The same year, Hamzah openly accused the government of “failed management” after it passed a law increasing taxes on workers, leading thousands to take to the streets in protest. He tweeted: “Oh my country,” bemoaning the state of the nation his half-brother leads.
Nowadays, Jordanians are protesting against the government’s handling of the pandemic. Public anger boiled over last month when seven patients died amid an oxygen tank shortage at a government hospital in the city of al-Salt.
Reuters reported that Hamzah made a trip to al-Salt to visit the relatives of the same Covid-19 patients who died. That visit came before his brother’s, leading a Jordanian insider to tell Reuters Hamzah had upstaged the king. It was the “straw that broke the camel’s back,” the unnamed source said.
A “Destabilization” Plot
In a news conference last Sunday, Jordanian Deputy Prime Minister Ayman Safadi claimed security officials had intercepted word that Hamzah, his circle, and other foreign plotters had concocted a plan that he said undermined the country’s stability and security.
He accused Hamzah of having tried to “mobilize” Jordanians against the state for “some time.” There was no mention of whether the army or security services — normally involved in coup attempts — were part of the mobilization.
In a video statement obtained by the BBC, the Prince denied any wrongdoing. Hamzah said he was not “part of any conspiracy or nefarious organization or foreign-backed group” and rejected the allegations of anti-government conspiracies.
He added: “I’m in my home alone with my wife, our young children and wanted to make this recording, so that it is clear to the world, that what you see and hear in terms of the official line is not a reflection of the realities on the ground.”
Hamzah also said he had been cut off from most forms of communication and put into isolation due to concerns over criticism of King Abdullah’s government.
The investigation in the alleged coup remains active.
The Abdullah-Hamzah Rivalry
The Abdullah-Hamzah dispute goes back to the weeks prior to Abdullah’s coronation in 1999. That same year, the late King Hussein, Abdullah’s father, chose not to name his brother Hassan, the then-regent, as the next Monarch.
King Hussein claimed Hassan had tried to exert influence over Jordan’s armed forces and had refused the King’s wish to have one of his own sons succeed Hassan.
Instead, Hussein handed the Crown to his eldest son, Abdullah. Once again, that decision came as a surprise to observers. Many believed that if Hassan was not called to be the next Monarch, then the title would fall on Hamzah, the King’s youngest son.
It was no secret that Prince Hamzah was the late King Hussein and Queen Noor’s favorite. He was often described by the King, who had ruled since 1952, as the “delight of my eye.” In the public eye, Hamzah was also the favored choice: handsome, bearing a resemblance to his father, speaks classical Arabic, and popular with the tribes that are the backbone of support for the monarchy.

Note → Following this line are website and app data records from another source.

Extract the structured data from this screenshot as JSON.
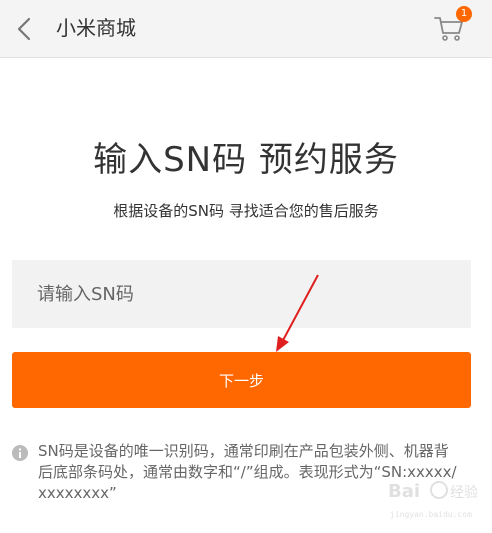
{
  "header": {
    "title": "小米商城",
    "back_icon": "chevron-left-icon",
    "cart_icon": "cart-icon",
    "cart_badge": "1"
  },
  "main": {
    "title": "输入SN码 预约服务",
    "subtitle": "根据设备的SN码 寻找适合您的售后服务",
    "sn_input": {
      "value": "",
      "placeholder": "请输入SN码"
    },
    "next_button_label": "下一步",
    "info": {
      "icon": "info-icon",
      "text": "SN码是设备的唯一识别码，通常印刷在产品包装外侧、机器背后底部条码处，通常由数字和“/”组成。表现形式为“SN:xxxxx/xxxxxxxx”"
    }
  },
  "colors": {
    "accent": "#ff6700",
    "header_bg": "#f4f4f4",
    "input_bg": "#f2f2f2",
    "annotation_arrow": "#e02020"
  },
  "watermark": {
    "logo_text": "Bai 经验"
  }
}
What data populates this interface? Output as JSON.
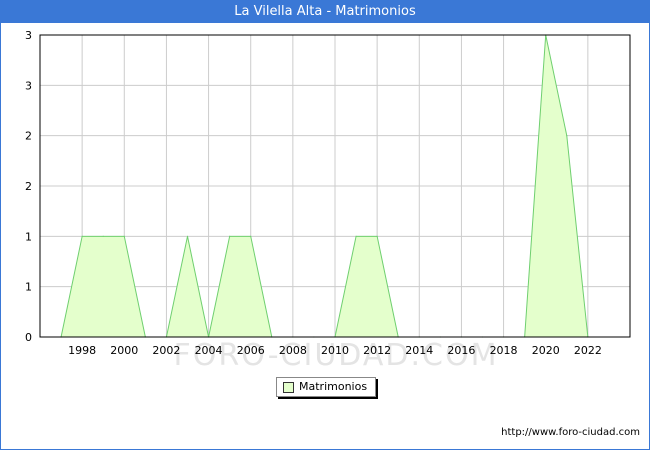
{
  "title": "La Vilella Alta - Matrimonios",
  "watermark": "FORO-CIUDAD.COM",
  "source_url": "http://www.foro-ciudad.com",
  "colors": {
    "header": "#3a78d6",
    "fill": "#e4ffcc",
    "line": "#6fcf6f",
    "grid": "#cccccc"
  },
  "chart_data": {
    "type": "area",
    "title": "La Vilella Alta - Matrimonios",
    "x": [
      1997,
      1998,
      1999,
      2000,
      2001,
      2002,
      2003,
      2004,
      2005,
      2006,
      2007,
      2008,
      2009,
      2010,
      2011,
      2012,
      2013,
      2014,
      2015,
      2016,
      2017,
      2018,
      2019,
      2020,
      2021,
      2022
    ],
    "series": [
      {
        "name": "Matrimonios",
        "values": [
          0,
          1,
          1,
          1,
          0,
          0,
          1,
          0,
          1,
          1,
          0,
          0,
          0,
          0,
          1,
          1,
          0,
          0,
          0,
          0,
          0,
          0,
          0,
          3,
          2,
          0
        ]
      }
    ],
    "ylim": [
      0,
      3
    ],
    "y_tick_values": [
      0,
      0.5,
      1,
      1.5,
      2,
      2.5,
      3
    ],
    "y_tick_labels": [
      "0",
      "1",
      "1",
      "2",
      "2",
      "3",
      "3"
    ],
    "x_tick_labels": [
      "1998",
      "2000",
      "2002",
      "2004",
      "2006",
      "2008",
      "2010",
      "2012",
      "2014",
      "2016",
      "2018",
      "2020",
      "2022"
    ],
    "xlabel": "",
    "ylabel": "",
    "grid": true,
    "legend": "bottom-center"
  }
}
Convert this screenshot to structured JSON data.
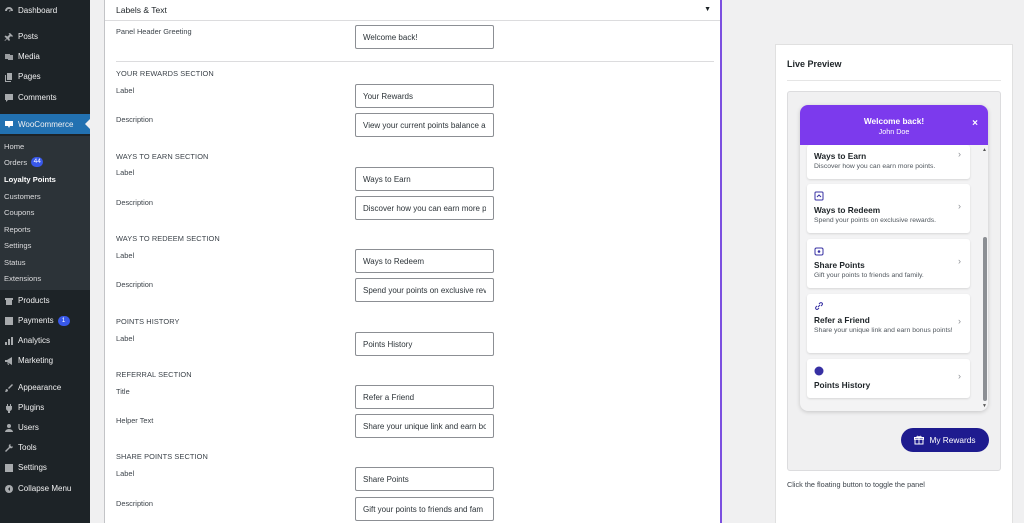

However, Hamzah was only 18 and deemed too inexperienced and too young to become ing. K
In 1999, King Abdullah, keeping a promise he had made to Hussein, named Hamzah as Crown Prince, but later revoked the title in 2004.
The recent crisis in Jordan risks to destabilize an otherwise calm island within a sea of conflict: a ten-year civil war rages on in neighboring Syria, Iraq continues to grapple with ethnic tensions and a possible resurgence of the Islamic State, while Lebanon suffers from a deep economic and political crisis.
Conversely, Jordan has long been relatively peaceful, it is a virtual ally of the West, and it has kept the peace with next door neighboring Israel for decades.
Yet another nearly failed state, besieged by unrest and possibly serving as a springboard for terrorism would be unwelcome both in the region as well as across Washington, Europe, and Jerusalem.
For now, however, collapse seems unlikely. The King and his rival have appeared in public together in a show of unity. What is not on the horizon, of course, are any solutions to Jordan’s endemic corruption and economic failures. Hamzah may have been tamed, but deeply rooted issues have not.